“… Double-digit drop likely …”
“… So many unbelievable opportunities in front of us ...”
— Commentary last week from different analysts at the same market research house
Last month I wrote how the markets were rallying ahead of the expected short-term interest rate cuts that would follow the July Federal Reserve meeting. The Fed delivered, reducing the Federal Funds rate by 0.25%, or 25 basis points, but the markets have been highly volatile ever since.
Some market participants took Fed Chairman Jerome Powell’s press conference commentary as an indicator that only one rate cut was in the cards, when others were expecting two or three in the coming months.
It seems others took the cut as a “sell the news” event, a phenomenon in which traders buy in advance of expected good news and then take their profits by selling once the event occurs.
Still others point to the reescalation of trade war rhetoric from the White House has justification for a more cautious outlook. But, with markets reapproaching all-time highs in late-July, our commander in chief might have been harvesting some market gains of his own to use as “cover” in the midst of the Chinese trade negotiations.
The last few weeks have been highly volatile in the markets, with stock indices fluctuating as much as 3% in a given day — rare levels of volatility.
Last week, the Dow Jones Industrial Average fell 800 points in the worst trading day of the year. The culprit seems to have been the famed 2-10 spread, which measures the difference between the 10-year Treasury rates and the two-year Treasury rates.
Readers of this column will remember past articles recapping how this measure has a strong track record of predicting recessions when it moves into negative territory (what many call an inverted yield curve). Last week the 2-10 spread briefly went negative in intraday trading.
Large institutions with risk-parity funds that use buy-sell computer algorithms fired off sell orders when the intraday signal was seen. Those sell orders were amplified by other index funds that have to mimic broad market activity.
By some measure, this makes sense. Over the past 40 years, recessions have always been preceded by a 2-10 yield curve inversion. Data from Oxford Economics suggests the probability of a recession in the next six months has risen to 50%.
But in previous cycles, the inverted yield curve persisted 30-60 days, rather than just a few minutes. Perhaps traders have gotten a bit too jumpy?
Either way, market participants are now pricing in almost a 60% probability of three more Fed rate cuts this year. Some might say this is the beginning of new interest rate regime ahead of a coming recession.
But falling Treasury yields have reduced mortgage rates substantially, driving up new loan and refinance applications. This should cushion a potential economic slowdown.
Another contrarian indicator might be the level of pessimism among fund managers. This month’s fund manager survey by Bank of America is the most pessimistic since 2011. The last time asset managers were this concerned about a recession, markets rallied 22% over the next 12 months.
A more Machiavellian take: This is exactly what the White House wanted ahead of the 2020 election cycle. By escalating trade tensions and elevating growth concerns, Trump has put the Fed in the corner, forcing them to lower rates.
This provides a cushion for the economy as his team negotiates a deal with the Chinese that covers issues like the trade deficit, technology transfer and fair competition.
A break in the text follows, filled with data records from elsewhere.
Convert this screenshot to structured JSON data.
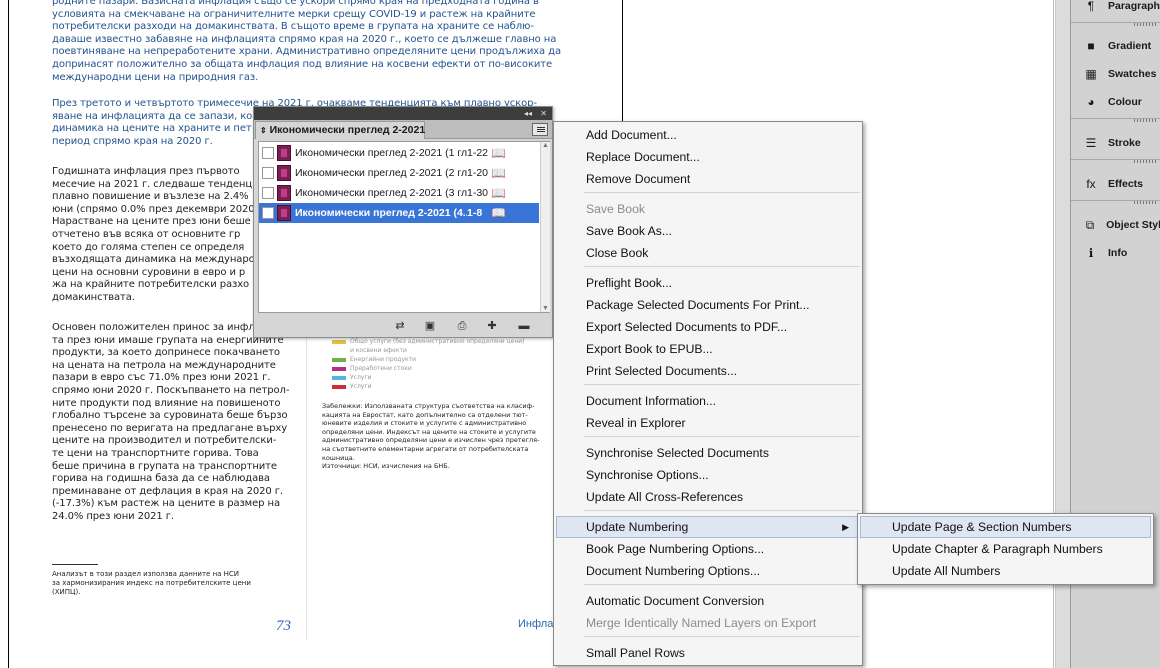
{
  "document": {
    "top_para": [
      "родните пазари. Базисната инфлация също се ускори спрямо края на предходната година в",
      "условията на смекчаване на ограничителните мерки срещу COVID-19 и растеж на крайните",
      "потребителски разходи на домакинствата. В същото време в групата на храните се наблю-",
      "даваше известно забавяне на инфлацията спрямо края на 2020 г., което се дължеше главно на",
      "поевтиняване на непреработените храни. Административно определяните цени продължиха да",
      "допринасят положително за общата инфлация под влияние на косвени ефекти от по-високите",
      "международни цени на природния газ."
    ],
    "second_para": [
      "През третото и четвъртото тримесечие на 2021 г. очакваме тенденцията към плавно ускор-",
      "яване на инфлацията да се запази, ко",
      "динамика на цените на храните и пет",
      "период спрямо края на 2020 г."
    ],
    "left_col": [
      "Годишната инфлация през първото",
      "месечие на 2021 г. следваше тенденц",
      "плавно повишение и възлезе на 2.4%",
      "юни (спрямо 0.0% през декември 2020",
      "Нарастване на цените през юни беше",
      "отчетено във всяка от основните гр",
      "което до голяма степен се определя",
      "възходящата динамика на международ",
      "цени на основни суровини в евро и р",
      "жа на крайните потребителски разхо",
      "домакинствата."
    ],
    "left_col2": [
      "Основен положителен принос за инфл",
      "та през юни имаше групата на енергийните",
      "продукти, за което допринесе покачването",
      "на цената на петрола на международните",
      "пазари в евро със 71.0% през юни 2021 г.",
      "спрямо юни 2020 г. Поскъпването на петрол-",
      "ните продукти под влияние на повишеното",
      "глобално търсене за суровината беше бързо",
      "пренесено по веригата на предлагане върху",
      "цените на производител и потребителски-",
      "те цени на транспортните горива. Това",
      "беше причина в групата на транспортните",
      "горива на годишна база да се наблюдава",
      "преминаване от дефлация в края на 2020 г.",
      "(-17.3%) към растеж на цените в размер на",
      "24.0% през юни 2021 г."
    ],
    "footnote": [
      "Анализът в този раздел използва данните на НСИ",
      "за хармонизирания индекс на потребителските цени",
      "(ХИПЦ)."
    ],
    "legend": [
      {
        "label": "Общо услуги (без административно определяни цени)",
        "color": "#e0c040"
      },
      {
        "label": "и косвени ефекти",
        "color": ""
      },
      {
        "label": "Енергийни продукти",
        "color": "#6fb04a"
      },
      {
        "label": "Преработени стоки",
        "color": "#b1307f"
      },
      {
        "label": "Услуги",
        "color": "#4fb7d8"
      },
      {
        "label": "Услуги",
        "color": "#d22b3a"
      }
    ],
    "notes": [
      "Забележки: Използваната структура съответства на класиф-",
      "кацията на Евростат, като допълнително са отделени тют-",
      "юневите изделия и стоките и услугите с административно",
      "определяни цени. Индексът на цените на стоките и услугите",
      "административно определяни цени е изчислен чрез претегля-",
      "на съответните елементарни агрегати от потребителската",
      "кошница.",
      "Източници: НСИ, изчисления на БНБ."
    ],
    "page_number": "73",
    "footer_text": "Инфлац"
  },
  "right_panel": {
    "items": [
      {
        "label": "Paragraph",
        "icon": "paragraph-icon",
        "glyph": "¶"
      },
      {
        "label": "Gradient",
        "icon": "gradient-icon",
        "glyph": "■"
      },
      {
        "label": "Swatches",
        "icon": "swatches-icon",
        "glyph": "▦"
      },
      {
        "label": "Colour",
        "icon": "colour-icon",
        "glyph": "◕"
      },
      {
        "label": "Stroke",
        "icon": "stroke-icon",
        "glyph": "☰"
      },
      {
        "label": "Effects",
        "icon": "effects-icon",
        "glyph": "fx"
      },
      {
        "label": "Object Styl",
        "icon": "object-styles-icon",
        "glyph": "⧉"
      },
      {
        "label": "Info",
        "icon": "info-icon",
        "glyph": "ℹ"
      }
    ]
  },
  "book_panel": {
    "title": "Икономически преглед 2-2021",
    "collapse_glyph": "◂◂",
    "close_glyph": "✕",
    "rows": [
      {
        "name": "Икономически преглед 2-2021 (1 гла...",
        "pages": "1-22",
        "selected": false
      },
      {
        "name": "Икономически преглед 2-2021 (2 гла...",
        "pages": "1-20",
        "selected": false
      },
      {
        "name": "Икономически преглед 2-2021 (3 гла...",
        "pages": "1-30",
        "selected": false
      },
      {
        "name": "Икономически преглед 2-2021 (4...",
        "pages": "1-8",
        "selected": true
      }
    ]
  },
  "context_menu": {
    "items": [
      {
        "label": "Add Document...",
        "disabled": false
      },
      {
        "label": "Replace Document...",
        "disabled": false
      },
      {
        "label": "Remove Document",
        "disabled": false
      },
      {
        "label": "Save Book",
        "disabled": true
      },
      {
        "label": "Save Book As...",
        "disabled": false
      },
      {
        "label": "Close Book",
        "disabled": false
      },
      {
        "label": "Preflight Book...",
        "disabled": false
      },
      {
        "label": "Package Selected Documents For Print...",
        "disabled": false
      },
      {
        "label": "Export Selected Documents to PDF...",
        "disabled": false
      },
      {
        "label": "Export Book to EPUB...",
        "disabled": false
      },
      {
        "label": "Print Selected Documents...",
        "disabled": false
      },
      {
        "label": "Document Information...",
        "disabled": false
      },
      {
        "label": "Reveal in Explorer",
        "disabled": false
      },
      {
        "label": "Synchronise Selected Documents",
        "disabled": false
      },
      {
        "label": "Synchronise Options...",
        "disabled": false
      },
      {
        "label": "Update All Cross-References",
        "disabled": false
      },
      {
        "label": "Update Numbering",
        "disabled": false,
        "highlighted": true,
        "submenu": true
      },
      {
        "label": "Book Page Numbering Options...",
        "disabled": false
      },
      {
        "label": "Document Numbering Options...",
        "disabled": false
      },
      {
        "label": "Automatic Document Conversion",
        "disabled": false
      },
      {
        "label": "Merge Identically Named Layers on Export",
        "disabled": true
      },
      {
        "label": "Small Panel Rows",
        "disabled": false
      }
    ],
    "submenu_arrow": "▶"
  },
  "sub_menu": {
    "items": [
      {
        "label": "Update Page & Section Numbers",
        "highlighted": true
      },
      {
        "label": "Update Chapter & Paragraph Numbers"
      },
      {
        "label": "Update All Numbers"
      }
    ]
  }
}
Many doubt any real progress can be made on this front, but it is highly likely some kind of “deal” will be done by early spring, just as the campaign is getting into full swing.
Data released last week showed fluctuating industrial production activity. Overseas (Germany, U.K., China) activity is very weak, while U.S. activity seems OK. The U.S. consumer is still very strong.
With wages moving up and unemployment so low, consumers continue to spend — buoying the U.S. economy in a turbulent and uncertain global macro environment.
One analyst we read last week showed stocks are as “affordable” now as they were in 2009. This analysis looked at the difference between the earnings-yield of U.S. stocks and 10-year Treasury yields. An earnings yield is simply the inversion of the P/E ratio to an E/P ratio — so, if the P/E ratio is 20, then the earnings yield is 5% (1 divided by 20).
With interest rates so low, and company earnings still pretty strong, the analyst pointed to the recent sell-off as a great opportunity to add to stocks.
So, the debate goes on. Are we on the cusp of a recession? Maybe.
Are stocks a good buy? Some probably are.
In our own fund, we harvested some gains in June and July to build cash and have been putting some of the money back to work as markets have become more volatile. We tend to look at big price swings as opportunities to add to companies we want to own for a long time.
The bull-bear market debate is good for media commentators. It drives up attention and helps sell adds. Long-term investors should continue to focus on the operations of their businesses and take advantage of opportunities the market inevitable tees up for us.